Peanuts, Cracker Jacks, perfidy and laughs

‘The Catch’ gets a hold of one and knocks the cover off


Do you enjoy plays or musicals (Sure, we all do!) but can never convince your husband, wife, lover, son, daughter, friend, co-worker or mail delivery person to join you for a show? Well, if that husband, wife, lover, son, daughter, friend, co-worker or mail delivery person is a baseball fan, you may finally be in luck because The Catch could be just the ticket for you.


As both a theatre lover and sports fan, I was thrilled when I first learned that the Denver Center Theatre Company was presenting the world premier of a play revolving around baseball. Though I was unfamiliar with playwright Ken Weitzman’s other works, which include The As If Body Loop and Arrangements, the description of The Catch immediately piqued my interest. A down-on-his-luck businessman decides to turn his life around by catching — then selling — the home run record-breaking ball.

Perhaps it was my sorrow at the advent of yet another Dark Time, the time between the end of one NFL season and the beginning of the next, or maybe it was the euphoria of knowing that pitchers and catchers were reporting to spring training, but it felt a little like opening day when I entered the mini-stadium-like confines of the Space Theatre to see The Catch. Apparently, I was not alone in my anticipation of another MLB season, for I saw not one but two different people sporting actual baseball jerseys in the “stands” that night. In hindsight, I’m a little surprised no one brought his or her mitt.

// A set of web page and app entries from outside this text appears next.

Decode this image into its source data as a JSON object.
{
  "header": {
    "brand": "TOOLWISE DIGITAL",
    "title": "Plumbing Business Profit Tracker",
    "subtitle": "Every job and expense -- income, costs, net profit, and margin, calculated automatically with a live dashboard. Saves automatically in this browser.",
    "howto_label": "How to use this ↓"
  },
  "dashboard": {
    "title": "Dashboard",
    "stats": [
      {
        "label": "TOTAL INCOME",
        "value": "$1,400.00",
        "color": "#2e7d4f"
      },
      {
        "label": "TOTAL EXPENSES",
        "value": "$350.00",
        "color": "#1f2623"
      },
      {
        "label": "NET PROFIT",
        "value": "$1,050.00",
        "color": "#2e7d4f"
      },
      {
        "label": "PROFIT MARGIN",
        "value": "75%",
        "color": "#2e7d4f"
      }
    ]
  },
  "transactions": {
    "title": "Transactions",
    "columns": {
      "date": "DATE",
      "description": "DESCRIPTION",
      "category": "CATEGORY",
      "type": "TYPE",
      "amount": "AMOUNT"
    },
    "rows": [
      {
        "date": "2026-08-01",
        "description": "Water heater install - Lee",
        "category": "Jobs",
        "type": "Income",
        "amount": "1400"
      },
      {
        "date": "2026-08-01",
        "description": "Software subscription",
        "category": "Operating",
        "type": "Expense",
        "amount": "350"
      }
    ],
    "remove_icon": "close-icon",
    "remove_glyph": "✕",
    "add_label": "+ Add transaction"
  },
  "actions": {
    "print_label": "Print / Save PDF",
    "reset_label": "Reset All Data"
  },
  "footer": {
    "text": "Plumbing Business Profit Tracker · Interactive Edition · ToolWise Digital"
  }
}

While it is certainly not the only — or even the first — play ever written about baseball, more than any other such production I have seen, The Catch balances the artistic and the athletic outstandingly. All the characters present as real, flesh and blood human beings rather than theatrical constructs. The protagonist, Gary Zipnik (Ian Merrill Peakes), has watched his dot-com business go belly up and his marriage disintegrate. Despite these rather significant setbacks, he maintains an indefatigable optimism, but rather than turning into a one-dimensional Pollyanna, Gary remains conflicted and scared despite being hopeful that everything will work out in the end.

Gary’s father, Sid (Mike Hartman), is a sweettoothed diabetic visiting kooky California from stolid Chicago. A gruff, no-nonsense man, Sid is equally genuine when he berates Gary for his pie-in-the-sky plan and, later, when he throws all of his support behind the effort. Though afforded less stage time, Gary’s rival for the record-breaking baseball, Michael Nomura (Pun Bandhu), and Michael’s mother, Ruth (Wai-Ching Ho), are also fully realized. With just a few exchanges, the depth and breadth of their relationship is made abundantly clear. The baseball player poised to deliver the epic dinger, Darryl Love (Nicoye Banks), swaggers like a superstar, while providing essential commentary on the ever-evolving nature of America’s pastime.

Credit Weitzman with creating these exceedingly plausible characters and giving them credible things to do and say, but Mr. Weitzman’s world premier benefits immeasurably from the acting talent involved. Denver Center Theatre Company veteran Hartman kills it as Sid Zipnik. He has the entire audience reeling with laughter time and time again.

Peakes gives us a Gary full of manic energy and driven by an unstated but undeniable fear of failure. Bandhu plays Michael with the reserve required by the part, and as his mother, Ho steals nearly every one of her few scenes. As Love, Banks exudes movie star charisma while tackling a deceivingly complicated role.

Of the major American sports, I would argue that baseball remains the purest. After all, it is the only sport without a clock and that cannot end in a tie. Baseball games take as long as they take, and they are played until one team wins. As pure as baseball is, it is not immune to scandal, as both gambling and steroids have proven in the past. Baseball, like the lucky few who play it professionally and the countless many who follow it avidly each season, is a unique, flawed, brilliant thing, and in that it shares a great deal with The Catch.


On the Bill

The Catch plays through Feb. 26 at the Denver Center, 1101 13th St. in Denver. Tickets are $10-$57.

For tickets or information, call 303-893-4100, or visit